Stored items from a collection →
* * * *

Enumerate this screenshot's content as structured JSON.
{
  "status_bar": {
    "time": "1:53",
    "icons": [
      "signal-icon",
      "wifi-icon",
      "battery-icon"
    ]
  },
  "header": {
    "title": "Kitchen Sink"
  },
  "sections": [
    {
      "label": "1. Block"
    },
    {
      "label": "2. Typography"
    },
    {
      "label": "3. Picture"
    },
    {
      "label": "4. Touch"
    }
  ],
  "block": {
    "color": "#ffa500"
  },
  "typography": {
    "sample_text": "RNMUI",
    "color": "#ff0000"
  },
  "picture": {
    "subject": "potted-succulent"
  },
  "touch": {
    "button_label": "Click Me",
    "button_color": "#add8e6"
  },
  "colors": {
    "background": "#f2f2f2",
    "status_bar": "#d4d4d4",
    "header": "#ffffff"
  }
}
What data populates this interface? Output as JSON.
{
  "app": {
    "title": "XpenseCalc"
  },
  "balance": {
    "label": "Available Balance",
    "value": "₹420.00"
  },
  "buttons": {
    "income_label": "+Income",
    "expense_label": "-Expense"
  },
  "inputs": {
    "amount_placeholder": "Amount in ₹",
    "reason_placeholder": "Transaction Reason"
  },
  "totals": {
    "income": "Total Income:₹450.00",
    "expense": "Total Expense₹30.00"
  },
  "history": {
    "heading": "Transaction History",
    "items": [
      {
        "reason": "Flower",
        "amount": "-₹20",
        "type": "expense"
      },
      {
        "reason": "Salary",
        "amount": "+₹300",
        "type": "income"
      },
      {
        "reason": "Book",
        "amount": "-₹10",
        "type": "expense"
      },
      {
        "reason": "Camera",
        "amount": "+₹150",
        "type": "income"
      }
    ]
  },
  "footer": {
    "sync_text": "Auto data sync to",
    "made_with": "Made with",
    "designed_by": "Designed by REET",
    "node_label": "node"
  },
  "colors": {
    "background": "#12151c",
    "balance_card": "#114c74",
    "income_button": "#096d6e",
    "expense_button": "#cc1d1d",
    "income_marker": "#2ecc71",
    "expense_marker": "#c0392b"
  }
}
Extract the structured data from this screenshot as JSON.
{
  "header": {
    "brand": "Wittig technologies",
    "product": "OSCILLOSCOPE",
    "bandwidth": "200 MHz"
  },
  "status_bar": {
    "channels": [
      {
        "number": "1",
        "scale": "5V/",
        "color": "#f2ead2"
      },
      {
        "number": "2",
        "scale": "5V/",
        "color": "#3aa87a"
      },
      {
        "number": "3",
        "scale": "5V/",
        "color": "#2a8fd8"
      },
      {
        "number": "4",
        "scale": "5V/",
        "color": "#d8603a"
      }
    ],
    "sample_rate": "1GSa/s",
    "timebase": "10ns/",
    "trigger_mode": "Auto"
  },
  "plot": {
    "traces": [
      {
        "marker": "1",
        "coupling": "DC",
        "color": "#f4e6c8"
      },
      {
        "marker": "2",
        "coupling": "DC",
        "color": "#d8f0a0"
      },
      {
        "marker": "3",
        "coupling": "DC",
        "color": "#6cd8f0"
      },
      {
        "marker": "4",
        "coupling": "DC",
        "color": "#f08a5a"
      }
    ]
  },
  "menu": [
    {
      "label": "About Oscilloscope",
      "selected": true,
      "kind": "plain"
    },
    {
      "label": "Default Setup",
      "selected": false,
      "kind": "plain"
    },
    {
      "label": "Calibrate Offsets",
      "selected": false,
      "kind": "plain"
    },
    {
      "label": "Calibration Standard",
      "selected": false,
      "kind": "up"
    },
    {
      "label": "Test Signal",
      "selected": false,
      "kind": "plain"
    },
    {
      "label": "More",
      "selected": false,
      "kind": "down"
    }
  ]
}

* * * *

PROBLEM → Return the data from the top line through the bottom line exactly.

ANSWER TO THIS EXERCISE →
Enumerate this screenshot's content as structured JSON.
{
  "status_bar": {
    "time": "1:53",
    "icons": [
      "signal-icon",
      "wifi-icon",
      "battery-icon"
    ]
  },
  "header": {
    "title": "Kitchen Sink"
  },
  "sections": [
    {
      "label": "1. Block"
    },
    {
      "label": "2. Typography"
    },
    {
      "label": "3. Picture"
    },
    {
      "label": "4. Touch"
    }
  ],
  "block": {
    "color": "#ffa500"
  },
  "typography": {
    "sample_text": "RNMUI",
    "color": "#ff0000"
  },
  "picture": {
    "subject": "potted-succulent"
  },
  "touch": {
    "button_label": "Click Me",
    "button_color": "#add8e6"
  },
  "colors": {
    "background": "#f2f2f2",
    "status_bar": "#d4d4d4",
    "header": "#ffffff"
  }
}
What data populates this interface? Output as JSON.
{
  "app": {
    "title": "XpenseCalc"
  },
  "balance": {
    "label": "Available Balance",
    "value": "₹420.00"
  },
  "buttons": {
    "income_label": "+Income",
    "expense_label": "-Expense"
  },
  "inputs": {
    "amount_placeholder": "Amount in ₹",
    "reason_placeholder": "Transaction Reason"
  },
  "totals": {
    "income": "Total Income:₹450.00",
    "expense": "Total Expense₹30.00"
  },
  "history": {
    "heading": "Transaction History",
    "items": [
      {
        "reason": "Flower",
        "amount": "-₹20",
        "type": "expense"
      },
      {
        "reason": "Salary",
        "amount": "+₹300",
        "type": "income"
      },
      {
        "reason": "Book",
        "amount": "-₹10",
        "type": "expense"
      },
      {
        "reason": "Camera",
        "amount": "+₹150",
        "type": "income"
      }
    ]
  },
  "footer": {
    "sync_text": "Auto data sync to",
    "made_with": "Made with",
    "designed_by": "Designed by REET",
    "node_label": "node"
  },
  "colors": {
    "background": "#12151c",
    "balance_card": "#114c74",
    "income_button": "#096d6e",
    "expense_button": "#cc1d1d",
    "income_marker": "#2ecc71",
    "expense_marker": "#c0392b"
  }
}
Extract the structured data from this screenshot as JSON.
{
  "header": {
    "brand": "Wittig technologies",
    "product": "OSCILLOSCOPE",
    "bandwidth": "200 MHz"
  },
  "status_bar": {
    "channels": [
      {
        "number": "1",
        "scale": "5V/",
        "color": "#f2ead2"
      },
      {
        "number": "2",
        "scale": "5V/",
        "color": "#3aa87a"
      },
      {
        "number": "3",
        "scale": "5V/",
        "color": "#2a8fd8"
      },
      {
        "number": "4",
        "scale": "5V/",
        "color": "#d8603a"
      }
    ],
    "sample_rate": "1GSa/s",
    "timebase": "10ns/",
    "trigger_mode": "Auto"
  },
  "plot": {
    "traces": [
      {
        "marker": "1",
        "coupling": "DC",
        "color": "#f4e6c8"
      },
      {
        "marker": "2",
        "coupling": "DC",
        "color": "#d8f0a0"
      },
      {
        "marker": "3",
        "coupling": "DC",
        "color": "#6cd8f0"
      },
      {
        "marker": "4",
        "coupling": "DC",
        "color": "#f08a5a"
      }
    ]
  },
  "menu": [
    {
      "label": "About Oscilloscope",
      "selected": true,
      "kind": "plain"
    },
    {
      "label": "Default Setup",
      "selected": false,
      "kind": "plain"
    },
    {
      "label": "Calibrate Offsets",
      "selected": false,
      "kind": "plain"
    },
    {
      "label": "Calibration Standard",
      "selected": false,
      "kind": "up"
    },
    {
      "label": "Test Signal",
      "selected": false,
      "kind": "plain"
    },
    {
      "label": "More",
      "selected": false,
      "kind": "down"
    }
  ]
}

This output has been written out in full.